Welcome to PawMaw blogs!

Where to Take a Lost Dog?

Where to Take a Lost Dog?

Did you happen to notice or pass by a seemingly lost dog running loose? If you’re concerned about the poor animal’s safety, you may be wondering what you can possibly do to help. You may decide to capture the lost dog safely and keep it out of harm’s way. Locating the dog’s owner would then be your next priority. While you get the word out about the pet you found, you can take the dog home with you if you’re willing and able to accommodate. Aside from this option, there are a few other places where to take a lost dog.

Of course, you’d first need to capture the stray dog in a safe manner. Assess the situation and see how you can contain the animal without frightening or provoking it.

·         Approach the dog slowly and use a calm, soothing voice.

·         Offer it strong-smelling food and let the dog come to you.

·         When you can, secure the dog with a leash or contain him using barriers or a fence.

·         Don’t make any quick or sudden movements as the dog may perceive you as a threat and respond aggressively.

·         If the dog seems unapproachable, call for help from local animal control or the police department. They can help you capture the animal safely.

Where do I take a lost dog after it has been captured?

 

1.    Take the lost dog to the vet.

Locating the lost dog’s owner could take some time. A prudent thing to do while the search is in progress, whether or not you have the intention to adopt the dog, is to take it to the vet for a full medical checkup. Veterinary expenses aren’t cheap, so this is something that you’re willing to commit to. The vet would normally check for parasites, injuries, viruses, or any other health problems and provide necessary medical treatments.
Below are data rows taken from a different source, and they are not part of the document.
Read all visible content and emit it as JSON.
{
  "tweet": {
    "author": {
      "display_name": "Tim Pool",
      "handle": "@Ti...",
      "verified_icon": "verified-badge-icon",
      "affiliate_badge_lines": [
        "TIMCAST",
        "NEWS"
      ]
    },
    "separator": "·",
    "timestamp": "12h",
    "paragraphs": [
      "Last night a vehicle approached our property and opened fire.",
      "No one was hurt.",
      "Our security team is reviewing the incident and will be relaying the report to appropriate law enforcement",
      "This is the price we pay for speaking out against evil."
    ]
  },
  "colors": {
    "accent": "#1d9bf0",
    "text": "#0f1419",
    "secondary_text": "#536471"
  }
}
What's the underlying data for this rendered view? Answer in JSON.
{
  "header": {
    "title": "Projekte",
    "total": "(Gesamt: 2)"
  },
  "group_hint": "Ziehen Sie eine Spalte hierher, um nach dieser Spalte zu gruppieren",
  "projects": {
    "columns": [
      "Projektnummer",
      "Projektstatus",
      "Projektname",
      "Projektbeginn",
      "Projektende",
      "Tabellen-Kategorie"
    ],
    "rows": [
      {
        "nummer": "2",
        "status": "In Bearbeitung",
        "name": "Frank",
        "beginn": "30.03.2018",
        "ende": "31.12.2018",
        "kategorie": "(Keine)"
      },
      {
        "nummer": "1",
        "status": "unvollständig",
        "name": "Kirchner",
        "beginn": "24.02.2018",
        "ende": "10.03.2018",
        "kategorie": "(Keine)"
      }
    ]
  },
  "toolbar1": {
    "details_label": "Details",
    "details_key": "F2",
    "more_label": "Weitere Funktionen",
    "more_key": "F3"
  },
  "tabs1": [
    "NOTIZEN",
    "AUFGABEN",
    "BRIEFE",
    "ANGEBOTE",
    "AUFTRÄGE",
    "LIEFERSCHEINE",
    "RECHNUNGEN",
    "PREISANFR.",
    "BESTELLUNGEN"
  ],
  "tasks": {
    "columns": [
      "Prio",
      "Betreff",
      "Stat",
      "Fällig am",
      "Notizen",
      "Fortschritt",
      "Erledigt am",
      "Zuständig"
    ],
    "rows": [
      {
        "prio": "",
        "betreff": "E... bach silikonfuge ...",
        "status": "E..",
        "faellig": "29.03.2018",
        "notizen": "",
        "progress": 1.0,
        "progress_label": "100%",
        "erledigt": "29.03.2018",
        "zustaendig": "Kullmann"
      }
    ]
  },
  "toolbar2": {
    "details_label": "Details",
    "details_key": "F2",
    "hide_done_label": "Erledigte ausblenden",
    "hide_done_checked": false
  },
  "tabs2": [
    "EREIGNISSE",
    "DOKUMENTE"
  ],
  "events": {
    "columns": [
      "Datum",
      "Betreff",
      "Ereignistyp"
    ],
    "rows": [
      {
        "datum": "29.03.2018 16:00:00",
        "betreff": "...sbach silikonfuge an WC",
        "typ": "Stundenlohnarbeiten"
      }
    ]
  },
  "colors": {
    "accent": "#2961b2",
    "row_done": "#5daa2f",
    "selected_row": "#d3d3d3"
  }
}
In case you eventually decide to adopt, then you can be sure that your new pet is healthy.

Another reason why the vet is the right place where to take a lost dog is because you can have him scanned to see if he has been microchipped, which could help identify who owns the lost canine and where he lives. Getting access to the details on the microchip will help you find the dog’s owner much faster. But remember that microchips only work if the owner took the time to complete the microchip registration and made sure their details are updated. Find out how to locate a dog with a microchip.

 

2.    Take the lost dog to the animal shelter.

Where do you take a lost dog with no ID? If turns out that the lost dog you found doesn’t have a microchip, your best bet would be to take him to the animal shelter. If the owner is searching for his lost pet, it’s likely that he will be checking out the shelters in close proximity to the location where his dog went missing. In case no one comes forward to claim the missing dog, shelters work towards helping find new homes for lost pets.

A good shelter would take care of lost dogs that are brought in, providing them with basic needs and medical attention. If you’re worried about what will happen to the dog after you leave him there, find out about the shelter’s policies on how long they hold unclaimed or unadopted pets. You can be more proactive in trying to locate the owner by taking important steps to reunite a lost dog with its owner. These includes distributing flyers and reporting lost pet to PawMaw.com and lost & found websites.

 

3.    Take the lost dog to the Animal Humane Society or similar pet rescue centers.

Where can I take a lost dog near you? You may consider animal welfare organizations like the Animal Humane Society (AHS) as a good place to take a lost or stray animal. These centers usually work with a network of animal shelters and animal welfare organizations toward giving better care and increased chances of finding homes for pets of any age, breed, or behavior. More than basic care and adoption services, animal welfare organizations like AHS also provide more comprehensive medical treatments, behavior modification, and foster care to lost animals. AHS states that more than 93% of animals in its care have successfully been reunited with their owners or re-homed.

 

4.    Take the lost dog home.

As the person who found and captured the wandering dog, you may decide to take him home with you. You can worry less about where to take a missing dog near you but, you also take the primary responsibility to care for the dog yourself. You may bring the stray dog home after you take him to the vet for a checkup and a microchip scan. It’s normally acceptable for the founder to take a missing dog in while the search for the owner is ongoing. You must, however, notify the animal shelter or animal control about the found animal.

In case you’ve decided that your home is the best place where to bring a lost dog near you, remember to take precautions. You need to confine him to a comfortable space that’s separate from your other pets and the rest of the household. This is to prevent diseases from spreading and to allow your pets and the lost dog to get familiar with each other’s presence without being overwhelmed.


Where can I take a lost dog? For health and identification purposes, you should definitely take the dog you found to the vet for a checkup and to have him scanned for a microchip. As you help out in the search for the owner, and possibly, for a new home if no one claims the dog, you can coordinate with animal shelters and animal rescue agencies in making sure that the animal is safe and has his needs provided for. You can take the dog home with you and take the responsibility for his care, as long as you remember to take precautions. If you’re interested in adopting the lost dog, you’d still have to make an effort to find the owner. Some steps you can take include reporting the lost pet to PawMaw.com and distributing missing dog flyers. 

Contributions

This post doesn't have comments

Leave a Comment

Help